As a parent, I often remind my children to behave when I leave them with friends or relatives, and most of the time they do. However, many children, including my own, pass through extended periods during which they transform from cute, lovable beings into gremlins (often in the presence of parents) that spread toys, food, and clothes all over the house, leaving a wake of mental stress and making parents question their sanity. It is during these moments that parents continually provide feedback and coach their children on proper etiquette, thereby developing citizenship. Without this oversight, bad events can happen, like the teenage parties we have seen in movies – or, worse yet, someone becoming injured.
As a financial planner who has been through two major market swings, I have met parents who did not have proper oversight of their financial lives, resulting in the same destructive consequences of a teenage party. One large difference does exist: The parents who move quickly to correct a minor’s behavior often do not have someone holding them accountable for bad financial behavior. In fact, most do not even realize that a bad habit exists. Here are a few of the most common investing behaviors to correct.
Jay Mooreland points out in his article “The Cost of Ignoring Behavioral Biases,” that overconfidence is the belief that we always make correct decisions in our best interest. Often, a case of overconfidence surfaces during the NCAA college basketball tournament when a fifteen seed upsets a second seed. It is part of what makes March exciting, but it leaves the normally disciplined basketball team wondering what happened.
Past performance is not a guarantee of future returns. Investors see this and understand its meaning, yet they look at what has performed the best over the previous year or quarter and put investment dollars in the hot arena. This is a form of anchoring; we look to the past to predict the future with anecdotal data to help us “justify decisions.” Need proof? Watch retail investor dollars over an extended time. Money flows into areas that have done well and out of underperforming areas.
ATTRACTION TO RISING PRICES
Think about the last time gas prices rose. We saw a decline in travel, and we started carpooling or riding our bikes to work. What happens when an item goes on sale? People wait to see a price decline in desired items before completing a purchase.
Yet in the stock market, the opposite normally happens. People rush to buy at times when the market has done well out of fear of missing out or out of greed for money. Warren Buffet has a famous quote: “Be fearful when others are greedy and greedy when others are fearful.”
FEAR OF REGRET
Fear and greed are powerful emotions. Fear, the stronger emotion, can paralyze a person, preventing him or her from taking action or causing him or her to run away. We do not like being wrong, as regret makes us lose confidence. Instead of facing the effects of a bad decision, no decision is made.
I still encounter people who moved to cash after the 2008 crisis and who will not reinvest even if their circumstances require it. I ask why, only to hear, “What if the market goes down again?”
FRAME OF REFERENCE
In my post, Risk Characteristics, the importance of perceived risk was discussed.
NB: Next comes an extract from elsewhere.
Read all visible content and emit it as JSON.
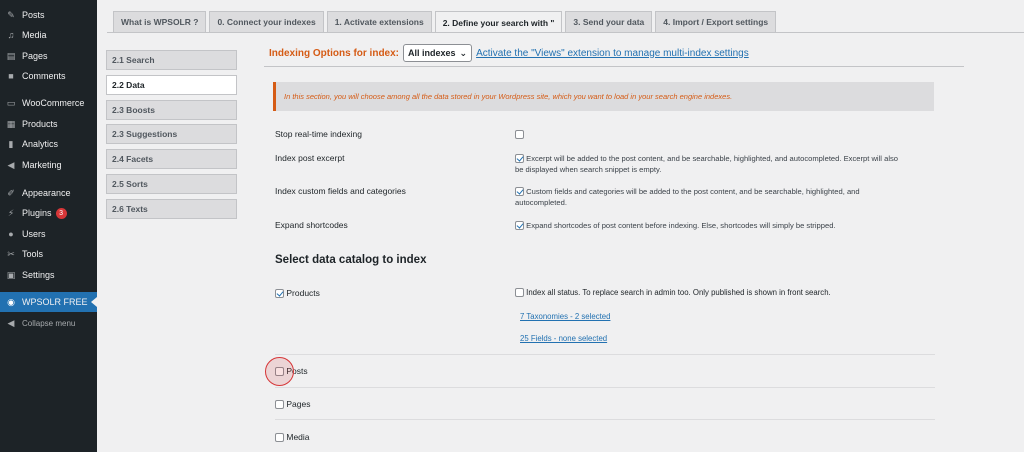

If the perceived risk does not match the real risk, normal behavior may not be pursued. For example, over the past five years, many US investors have overweight US stocks. Why? Because performance is compared to the S&P 500. There are two main effects: 1. Risk increases by reducing diversification, and 2. Buying at or near a top happens. The cure is simple. Keep a globally diversified portfolio and rebalance to lower risk and to buy asset classes while they are down.
How many of these behaviors do you exhibit? Who is holding you accountable for achieving your vision? If you do not have answers to either of these questions, perhaps it is time to consider discussing your details with a professional. If you do have the answers, are you learning from the mistakes? A good planner will be there to coach you toward the correct behaviors while not passing judgment or making you feel like a failure.
Here are two parting quotes:
“The risk is in the behavior of the investors.” Howard Marks
“That truth is that human behavior is a better predictor of whether or not we’ll reach our financial goals than anything else.” Dr. Daniel Crosby